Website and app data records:
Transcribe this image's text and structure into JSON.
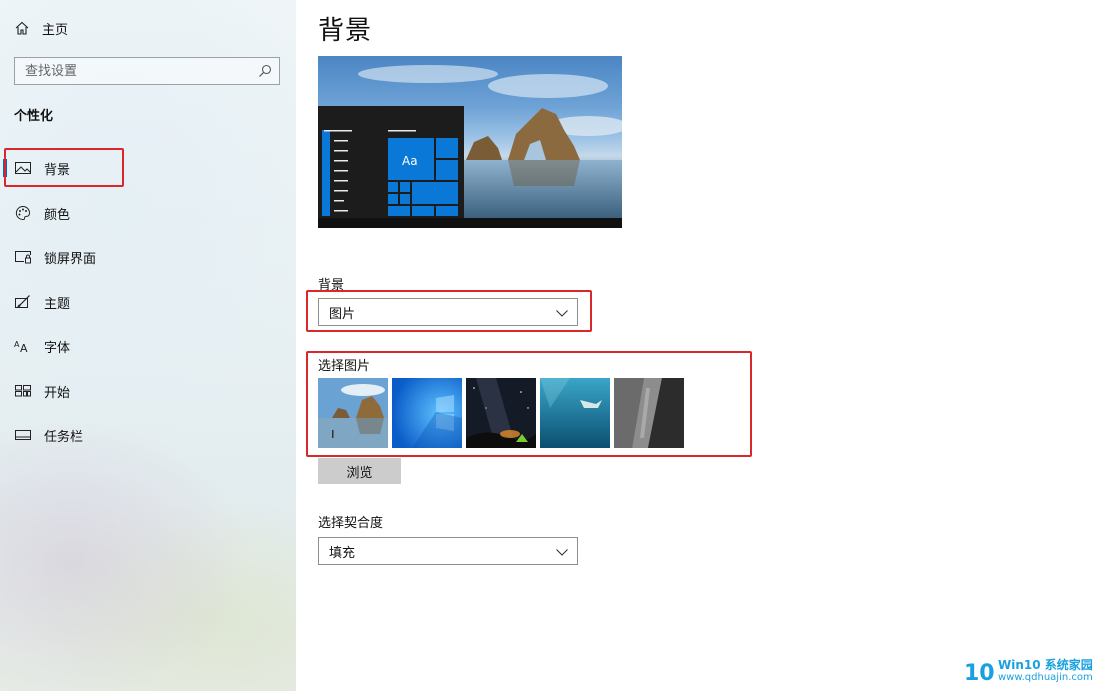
{
  "sidebar": {
    "home_label": "主页",
    "search_placeholder": "查找设置",
    "section_title": "个性化",
    "items": [
      {
        "label": "背景",
        "icon": "picture-icon",
        "active": true
      },
      {
        "label": "颜色",
        "icon": "palette-icon"
      },
      {
        "label": "锁屏界面",
        "icon": "lock-screen-icon"
      },
      {
        "label": "主题",
        "icon": "theme-brush-icon"
      },
      {
        "label": "字体",
        "icon": "font-icon"
      },
      {
        "label": "开始",
        "icon": "start-tiles-icon"
      },
      {
        "label": "任务栏",
        "icon": "taskbar-icon"
      }
    ]
  },
  "main": {
    "title": "背景",
    "preview_tile_label": "Aa",
    "background_label": "背景",
    "background_value": "图片",
    "choose_picture_label": "选择图片",
    "browse_label": "浏览",
    "fit_label": "选择契合度",
    "fit_value": "填充"
  },
  "watermark": {
    "brand": "Win10 系统家园",
    "url": "www.qdhuajin.com"
  },
  "colors": {
    "accent": "#0a64c8",
    "highlight": "#d9282b",
    "tile_blue": "#0a78d7"
  }
}
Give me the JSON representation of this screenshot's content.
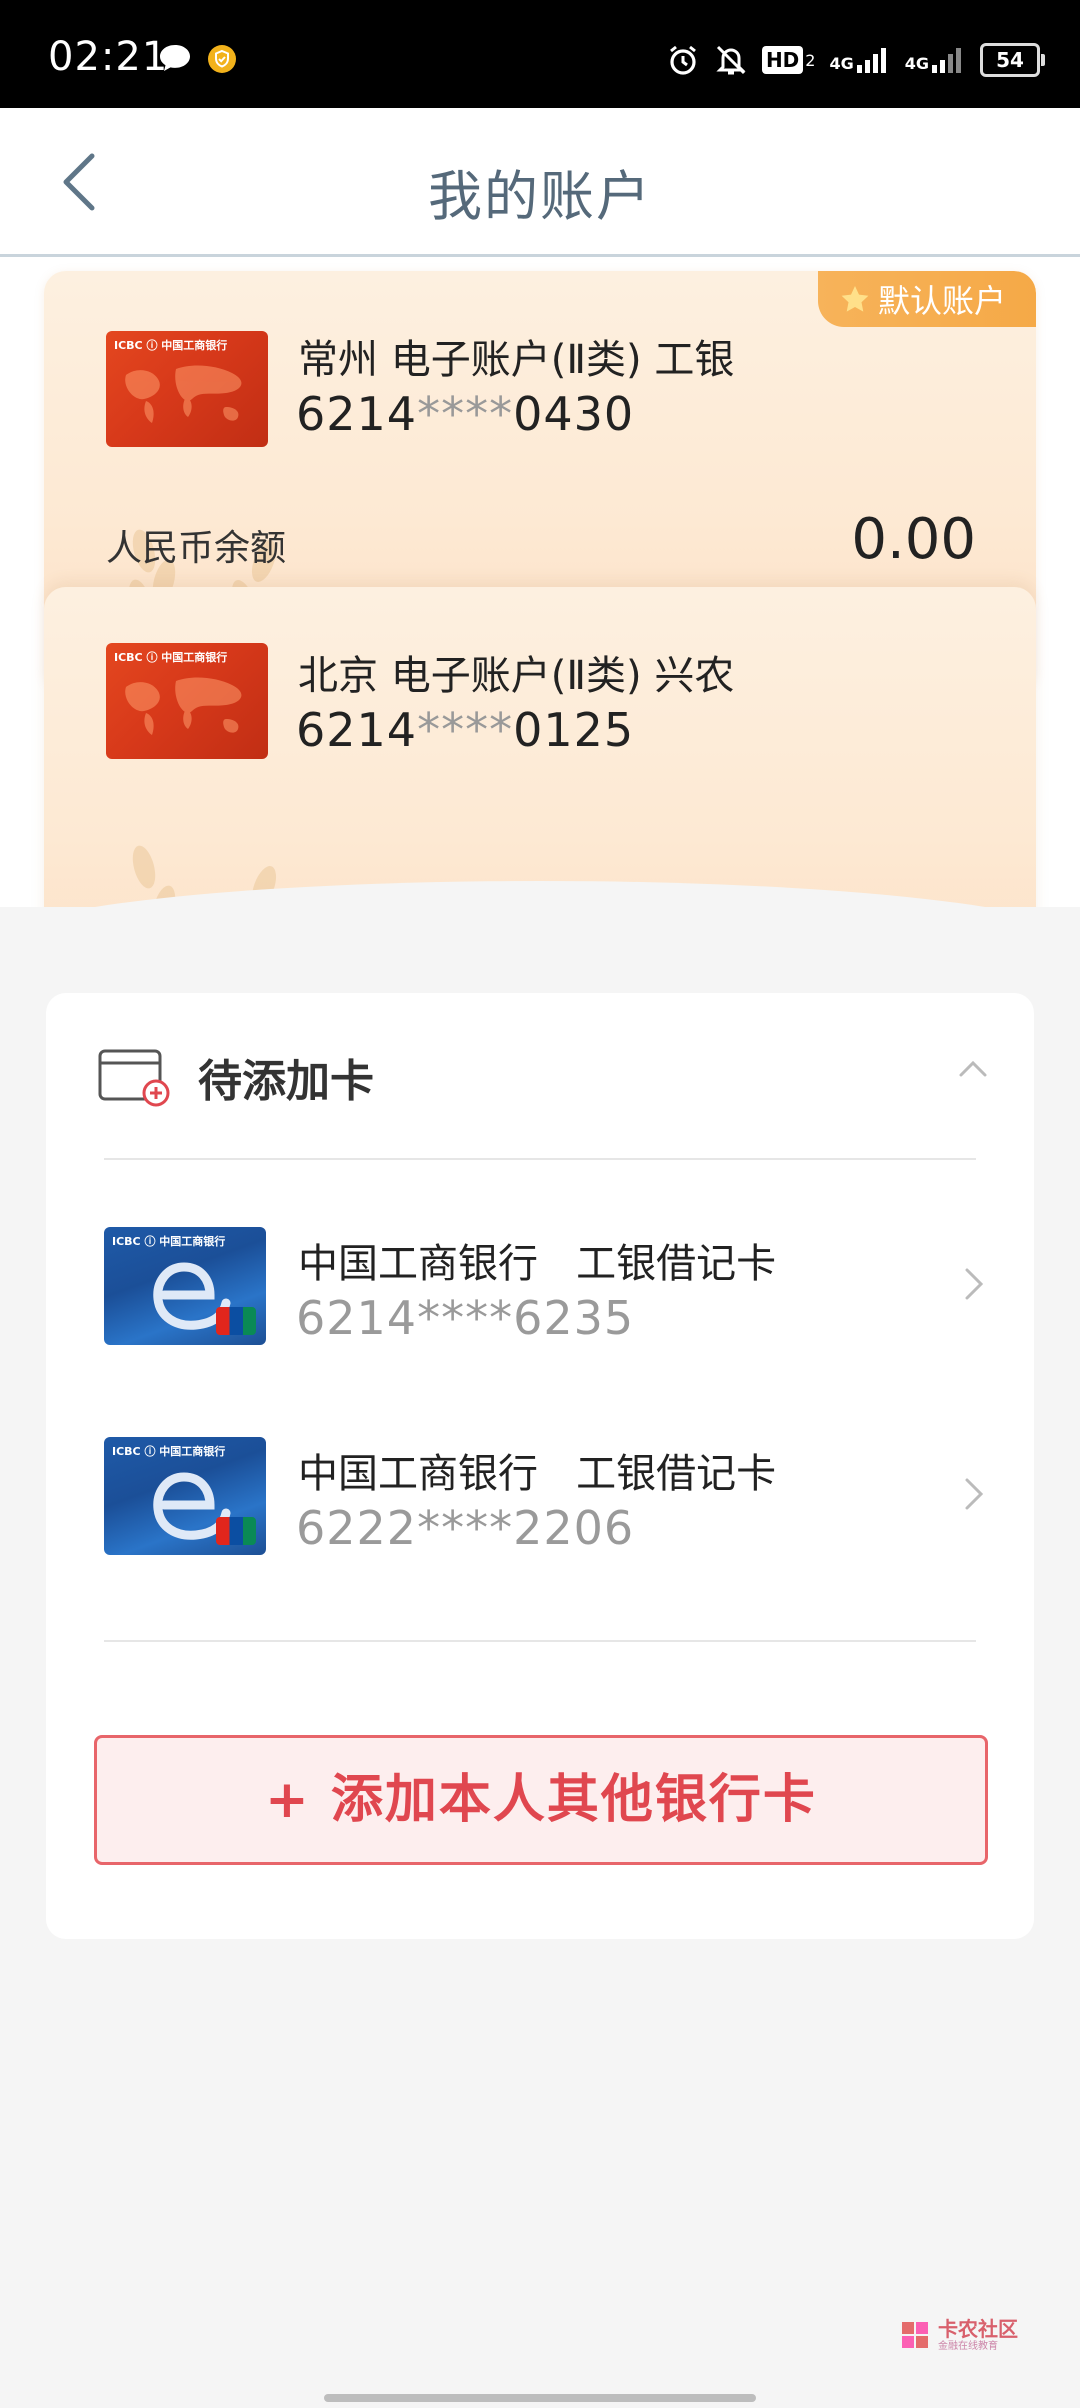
{
  "status_bar": {
    "time": "02:21",
    "network_hd": "HD",
    "network_hd_sub": "2",
    "network_4g_1": "4G",
    "network_4g_2": "4G",
    "battery": "54"
  },
  "nav": {
    "title": "我的账户"
  },
  "accounts": [
    {
      "name": "常州 电子账户(Ⅱ类) 工银",
      "num_prefix": "6214",
      "num_mask": "****",
      "num_suffix": "0430",
      "default_tag": "默认账户",
      "balance_label": "人民币余额",
      "balance_value": "0.00"
    },
    {
      "name": "北京 电子账户(Ⅱ类) 兴农",
      "num_prefix": "6214",
      "num_mask": "****",
      "num_suffix": "0125"
    }
  ],
  "pending": {
    "title": "待添加卡",
    "cards": [
      {
        "name": "中国工商银行   工银借记卡",
        "number": "6214****6235"
      },
      {
        "name": "中国工商银行   工银借记卡",
        "number": "6222****2206"
      }
    ],
    "add_button": "+ 添加本人其他银行卡"
  },
  "card_thumb_logo": "ICBC ⓘ 中国工商银行",
  "watermark": {
    "main": "卡农社区",
    "sub": "金融在线教育"
  },
  "colors": {
    "accent_red": "#e0474f",
    "default_tag": "#f5a947",
    "nav_title": "#55697a"
  }
}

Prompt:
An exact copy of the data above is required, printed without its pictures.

Exercise output:
Transcribe this image's text and structure into JSON.
{
  "sidebar": {
    "home_label": "主页",
    "search_placeholder": "查找设置",
    "section_title": "个性化",
    "items": [
      {
        "label": "背景",
        "icon": "picture-icon",
        "active": true
      },
      {
        "label": "颜色",
        "icon": "palette-icon"
      },
      {
        "label": "锁屏界面",
        "icon": "lock-screen-icon"
      },
      {
        "label": "主题",
        "icon": "theme-brush-icon"
      },
      {
        "label": "字体",
        "icon": "font-icon"
      },
      {
        "label": "开始",
        "icon": "start-tiles-icon"
      },
      {
        "label": "任务栏",
        "icon": "taskbar-icon"
      }
    ]
  },
  "main": {
    "title": "背景",
    "preview_tile_label": "Aa",
    "background_label": "背景",
    "background_value": "图片",
    "choose_picture_label": "选择图片",
    "browse_label": "浏览",
    "fit_label": "选择契合度",
    "fit_value": "填充"
  },
  "watermark": {
    "brand": "Win10 系统家园",
    "url": "www.qdhuajin.com"
  },
  "colors": {
    "accent": "#0a64c8",
    "highlight": "#d9282b",
    "tile_blue": "#0a78d7"
  }
}
Give me the JSON representation of this screenshot's content.
{
  "status_bar": {
    "time": "02:21",
    "network_hd": "HD",
    "network_hd_sub": "2",
    "network_4g_1": "4G",
    "network_4g_2": "4G",
    "battery": "54"
  },
  "nav": {
    "title": "我的账户"
  },
  "accounts": [
    {
      "name": "常州 电子账户(Ⅱ类) 工银",
      "num_prefix": "6214",
      "num_mask": "****",
      "num_suffix": "0430",
      "default_tag": "默认账户",
      "balance_label": "人民币余额",
      "balance_value": "0.00"
    },
    {
      "name": "北京 电子账户(Ⅱ类) 兴农",
      "num_prefix": "6214",
      "num_mask": "****",
      "num_suffix": "0125"
    }
  ],
  "pending": {
    "title": "待添加卡",
    "cards": [
      {
        "name": "中国工商银行   工银借记卡",
        "number": "6214****6235"
      },
      {
        "name": "中国工商银行   工银借记卡",
        "number": "6222****2206"
      }
    ],
    "add_button": "+ 添加本人其他银行卡"
  },
  "card_thumb_logo": "ICBC ⓘ 中国工商银行",
  "watermark": {
    "main": "卡农社区",
    "sub": "金融在线教育"
  },
  "colors": {
    "accent_red": "#e0474f",
    "default_tag": "#f5a947",
    "nav_title": "#55697a"
  }
}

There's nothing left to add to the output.